- Published: November 28, 2012
- Written by Angela Lin
Violence or criminal behavior per se is not one of the symptoms that comprise a diagnosis of ADHD. However, many traits that are characteristic individuals with ADHD do contribute to antisocial activity, including impulsivity and aggression. Studies suggest that ADHD is anywhere from two to ten times more prevalent in the prison population than in the general population (i.e. roughly 10 to 40% of the prison population has ADHD), and research shows that criminal behavior in individuals with ADHD decreases by roughly 30% when the ADHD is treated with medication.1
Of course, since ADHD is not directly the cause of any threat of harm to self or others, the legal system cannot force individuals to comply with medical treatment. However, it is quite possible that some individuals who were never previously diagnosed but struggled with the challenges commonly encountered by those with ADHD in school, the workplace, and general society before ending up on the wrong side of the criminal justice system would be open to the idea of taking medication. Evaluation for and appropriate treatment of ADHD should be a part of the process for reintroducing convicts to general society.

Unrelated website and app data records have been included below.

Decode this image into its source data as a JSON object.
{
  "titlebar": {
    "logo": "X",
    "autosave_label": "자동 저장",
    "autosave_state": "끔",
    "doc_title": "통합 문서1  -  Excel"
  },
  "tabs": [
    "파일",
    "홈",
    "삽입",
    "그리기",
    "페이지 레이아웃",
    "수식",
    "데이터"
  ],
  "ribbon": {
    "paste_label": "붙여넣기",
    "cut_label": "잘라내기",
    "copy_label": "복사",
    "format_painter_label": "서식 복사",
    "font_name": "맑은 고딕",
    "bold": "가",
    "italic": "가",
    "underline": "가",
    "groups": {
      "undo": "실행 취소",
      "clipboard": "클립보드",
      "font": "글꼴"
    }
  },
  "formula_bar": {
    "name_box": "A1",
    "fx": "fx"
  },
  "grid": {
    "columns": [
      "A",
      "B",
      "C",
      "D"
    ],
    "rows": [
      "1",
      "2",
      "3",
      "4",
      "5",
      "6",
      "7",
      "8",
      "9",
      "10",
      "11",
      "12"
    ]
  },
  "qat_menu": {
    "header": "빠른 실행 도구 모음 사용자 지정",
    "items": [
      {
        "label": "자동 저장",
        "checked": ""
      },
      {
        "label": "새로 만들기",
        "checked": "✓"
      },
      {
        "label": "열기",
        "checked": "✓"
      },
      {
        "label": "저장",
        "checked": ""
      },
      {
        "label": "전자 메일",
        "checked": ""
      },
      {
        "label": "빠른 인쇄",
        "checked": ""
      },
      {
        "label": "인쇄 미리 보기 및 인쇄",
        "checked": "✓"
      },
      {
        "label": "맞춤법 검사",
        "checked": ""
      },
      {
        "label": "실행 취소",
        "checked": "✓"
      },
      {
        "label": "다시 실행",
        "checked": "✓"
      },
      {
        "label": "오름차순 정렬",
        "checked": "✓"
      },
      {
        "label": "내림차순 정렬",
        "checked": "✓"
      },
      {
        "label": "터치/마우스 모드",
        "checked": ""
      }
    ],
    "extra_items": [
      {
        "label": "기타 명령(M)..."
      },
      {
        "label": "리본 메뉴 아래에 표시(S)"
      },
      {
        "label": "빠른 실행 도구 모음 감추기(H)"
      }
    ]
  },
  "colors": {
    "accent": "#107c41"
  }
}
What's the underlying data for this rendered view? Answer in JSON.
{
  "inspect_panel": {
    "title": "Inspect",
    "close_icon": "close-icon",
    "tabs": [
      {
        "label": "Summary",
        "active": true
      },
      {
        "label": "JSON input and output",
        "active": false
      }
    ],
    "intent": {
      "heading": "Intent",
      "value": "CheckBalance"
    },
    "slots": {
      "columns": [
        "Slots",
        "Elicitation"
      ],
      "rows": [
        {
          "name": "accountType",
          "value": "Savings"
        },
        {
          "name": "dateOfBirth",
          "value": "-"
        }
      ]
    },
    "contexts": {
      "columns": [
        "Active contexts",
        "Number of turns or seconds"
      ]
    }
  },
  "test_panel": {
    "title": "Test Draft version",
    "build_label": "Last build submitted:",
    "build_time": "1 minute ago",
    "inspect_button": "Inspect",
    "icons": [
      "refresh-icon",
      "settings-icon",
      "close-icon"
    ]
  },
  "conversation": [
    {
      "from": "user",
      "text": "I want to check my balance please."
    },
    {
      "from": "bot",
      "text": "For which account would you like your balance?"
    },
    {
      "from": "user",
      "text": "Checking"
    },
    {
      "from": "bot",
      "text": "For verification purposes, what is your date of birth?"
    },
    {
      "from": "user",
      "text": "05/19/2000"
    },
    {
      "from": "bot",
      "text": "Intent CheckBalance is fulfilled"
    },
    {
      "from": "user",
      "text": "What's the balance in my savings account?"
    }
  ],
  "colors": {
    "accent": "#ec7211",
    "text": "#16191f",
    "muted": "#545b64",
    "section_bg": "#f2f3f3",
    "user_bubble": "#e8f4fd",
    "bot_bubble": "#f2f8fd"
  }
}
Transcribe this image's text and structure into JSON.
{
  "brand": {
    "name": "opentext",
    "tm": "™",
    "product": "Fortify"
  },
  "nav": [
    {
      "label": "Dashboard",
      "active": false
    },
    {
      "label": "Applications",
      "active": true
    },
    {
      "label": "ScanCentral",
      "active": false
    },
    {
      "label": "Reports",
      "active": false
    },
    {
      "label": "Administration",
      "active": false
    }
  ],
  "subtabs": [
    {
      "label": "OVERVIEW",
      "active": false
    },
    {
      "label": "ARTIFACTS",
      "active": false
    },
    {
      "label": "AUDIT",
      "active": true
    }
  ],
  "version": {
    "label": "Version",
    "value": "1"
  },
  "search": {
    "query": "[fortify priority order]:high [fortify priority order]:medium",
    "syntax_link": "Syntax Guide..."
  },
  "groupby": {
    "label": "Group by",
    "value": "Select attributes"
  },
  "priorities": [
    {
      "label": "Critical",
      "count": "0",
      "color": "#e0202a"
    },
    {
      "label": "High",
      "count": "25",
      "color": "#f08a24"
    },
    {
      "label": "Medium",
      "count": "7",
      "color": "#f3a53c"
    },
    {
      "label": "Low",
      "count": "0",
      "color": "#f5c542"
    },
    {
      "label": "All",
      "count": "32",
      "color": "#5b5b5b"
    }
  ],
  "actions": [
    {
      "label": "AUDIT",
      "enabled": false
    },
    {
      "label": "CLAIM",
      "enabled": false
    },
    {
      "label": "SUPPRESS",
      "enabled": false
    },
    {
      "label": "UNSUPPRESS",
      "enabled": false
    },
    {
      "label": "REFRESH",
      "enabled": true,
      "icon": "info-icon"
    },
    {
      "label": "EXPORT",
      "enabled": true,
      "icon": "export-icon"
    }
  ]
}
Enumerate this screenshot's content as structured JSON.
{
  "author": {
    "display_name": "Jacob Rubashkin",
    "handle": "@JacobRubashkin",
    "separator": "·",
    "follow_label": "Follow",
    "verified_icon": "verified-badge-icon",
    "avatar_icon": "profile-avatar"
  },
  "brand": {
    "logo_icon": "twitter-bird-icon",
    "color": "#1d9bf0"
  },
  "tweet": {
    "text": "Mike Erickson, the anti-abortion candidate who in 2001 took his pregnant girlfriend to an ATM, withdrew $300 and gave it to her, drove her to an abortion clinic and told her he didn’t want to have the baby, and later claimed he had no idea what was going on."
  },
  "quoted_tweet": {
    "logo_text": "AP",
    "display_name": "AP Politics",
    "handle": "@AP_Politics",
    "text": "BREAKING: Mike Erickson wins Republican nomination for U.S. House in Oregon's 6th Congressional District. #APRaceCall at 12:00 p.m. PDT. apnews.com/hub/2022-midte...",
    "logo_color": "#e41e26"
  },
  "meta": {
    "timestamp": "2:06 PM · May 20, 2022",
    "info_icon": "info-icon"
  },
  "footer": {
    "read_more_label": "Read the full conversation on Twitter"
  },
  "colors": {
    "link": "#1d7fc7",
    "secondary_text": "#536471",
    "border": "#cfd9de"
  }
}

Additionally, pharmacological interventions for patients with ADHD…